Industry defends affiliated business arrangements
March 23, 2005
Trade group says partnerships save consumers time, money
By Janis Mara
Affiliated business arrangements among real estate providers can save consumers time and money, an industry organization said last week in a letter to regulators investigating the practice.
The letter, written by The Real Estate Services Providers Council to the Title Insurance Working Group of the National Association of Insurance Commissioners, cited two studies and three economical analyses suggesting that ABAs can save consumers time and money.
The NAIC committee is probing ABAs, or affiliated business arrangements, for suspected illegal kickback schemes, Working Group Chair Erin Toll, who is also deputy insurance commissioner for Colorado, told Inman News last Thursday.
Colorado's investigations of title insurance companies sparked nationwide probes of industry practices in other states. Investigators allege that title insurers, real estate brokers, developers, home builders and lenders had arrangements by which title insurers would kickback a portion of their fees in exchange for volumes of business.
Affiliated business arrangements are partnerships between real estate entities such as title insurance companies, mortgage lenders and real estate brokers. The arrangements are legal under the Real Estate Settlement Procedures Act, as long as certain guidelines are followed. RESPA regulates referrals and other practices in the real estate closing process.
"We hope the Working Group will focus on violations of current federal and state laws, while recognizing the many consumer benefits offered by the numerous affiliated businesses…that comply with the laws," Susan Johnson, executive director of RESPRO, said in the letter.
RESPRO, a 13-year-old national nonprofit trade association of service providers across the residential home buying and financing industry, has about 300 members, most of which are engaged in affiliated business arrangements.
The letter, sent to Sherwood Girion of the California Department of Insurance, cited two studies and three economical analyses.
Title companies in the Minneapolis-St. Paul, Minn., area that were involved in affiliated arrangements charged about $13 less for a basket of title services than unaffiliated title companies, according to one study cited in the letter. Anton Financial Economics surveyed16 Minneapolis-St. Paul, Minn. firms with 77 offices in that area.
Anton Financial Economics also researched title and closing rates in Wichita County, Kan., before and after legislation that shut down real estate broker-owned title companies in the area, the letter said. After affiliated title companies were closed down, the two largest title companies in Wichita County raised their rates from 50 to 60 percent, according to RESPRO's letter.

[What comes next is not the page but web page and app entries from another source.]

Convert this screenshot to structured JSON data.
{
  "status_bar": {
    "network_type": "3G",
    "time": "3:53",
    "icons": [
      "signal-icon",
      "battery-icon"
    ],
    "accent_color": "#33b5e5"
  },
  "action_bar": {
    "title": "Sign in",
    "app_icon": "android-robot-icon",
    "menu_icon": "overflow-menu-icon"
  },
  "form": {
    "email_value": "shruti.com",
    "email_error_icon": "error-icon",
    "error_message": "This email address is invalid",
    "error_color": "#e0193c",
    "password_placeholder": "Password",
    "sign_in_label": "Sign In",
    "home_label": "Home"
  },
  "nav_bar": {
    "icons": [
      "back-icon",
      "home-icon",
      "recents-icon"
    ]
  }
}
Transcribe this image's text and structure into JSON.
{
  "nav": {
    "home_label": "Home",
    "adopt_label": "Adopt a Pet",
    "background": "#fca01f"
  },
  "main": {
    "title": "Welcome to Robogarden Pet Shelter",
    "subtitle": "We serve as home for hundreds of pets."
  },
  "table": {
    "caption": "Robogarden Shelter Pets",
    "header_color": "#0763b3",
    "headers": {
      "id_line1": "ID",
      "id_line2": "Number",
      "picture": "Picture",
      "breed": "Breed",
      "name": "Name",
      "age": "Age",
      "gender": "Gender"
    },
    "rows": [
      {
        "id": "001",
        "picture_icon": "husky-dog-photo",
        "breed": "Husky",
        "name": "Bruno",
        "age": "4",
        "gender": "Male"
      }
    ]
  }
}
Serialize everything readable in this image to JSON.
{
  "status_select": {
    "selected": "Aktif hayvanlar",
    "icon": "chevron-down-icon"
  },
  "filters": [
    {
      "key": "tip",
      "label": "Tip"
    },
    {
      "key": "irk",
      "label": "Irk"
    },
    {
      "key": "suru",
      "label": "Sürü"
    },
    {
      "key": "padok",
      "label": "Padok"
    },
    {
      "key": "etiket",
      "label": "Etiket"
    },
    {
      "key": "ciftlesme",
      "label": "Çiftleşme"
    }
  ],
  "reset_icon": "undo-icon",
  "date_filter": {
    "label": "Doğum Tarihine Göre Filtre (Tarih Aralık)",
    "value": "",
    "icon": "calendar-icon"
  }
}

A 1994 study commissioned by RESPRO analyzed the title and closing costs of more than 1,000 home sale transactions for affiliated and unaffiliated title agencies during a one-week period in September 1994. According to the letter, the study concluded that services for transactions involving affiliated title companies resulted in a 2 percent cost saving.
The letter also cited economic analyses by the U.S. Office of Housing and Urban Development, all three of which accompanied RESPA.
"Controlled business arrangements and so-called 'one-stop shopping' may offer consumers significant benefits including reducing time, complexity, and costs associated with settlements," the letter quoted HUD's July 21, 1994, proposed RESPA regulation as saying.
Of 2,052 recent and future home buyers surveyed by Harris Interactive in 2002, 82 percent said they would "strongly" or "somewhat" consider using a one-stop shopping service for their home buying experience, the RESPRO letter said.
The letter also cited a 1995 decision by NAIC's Title Insurance Working Group to drop a former recommendation of a 20 percent cap on the amount of gross revenues a title insurer or agency could receive from an affiliate.
The letter said the Working Group decided to present the cap as an optional regulatory approach to affiliated businesses along with two other options.
These were: first, a state law modeled on RESPA requiring disclosure of financial interest, no required use, and no payments otherwise prohibited by RESPA. The second option was net worth and "core title service" requirements.
Copyright 2005 Inman News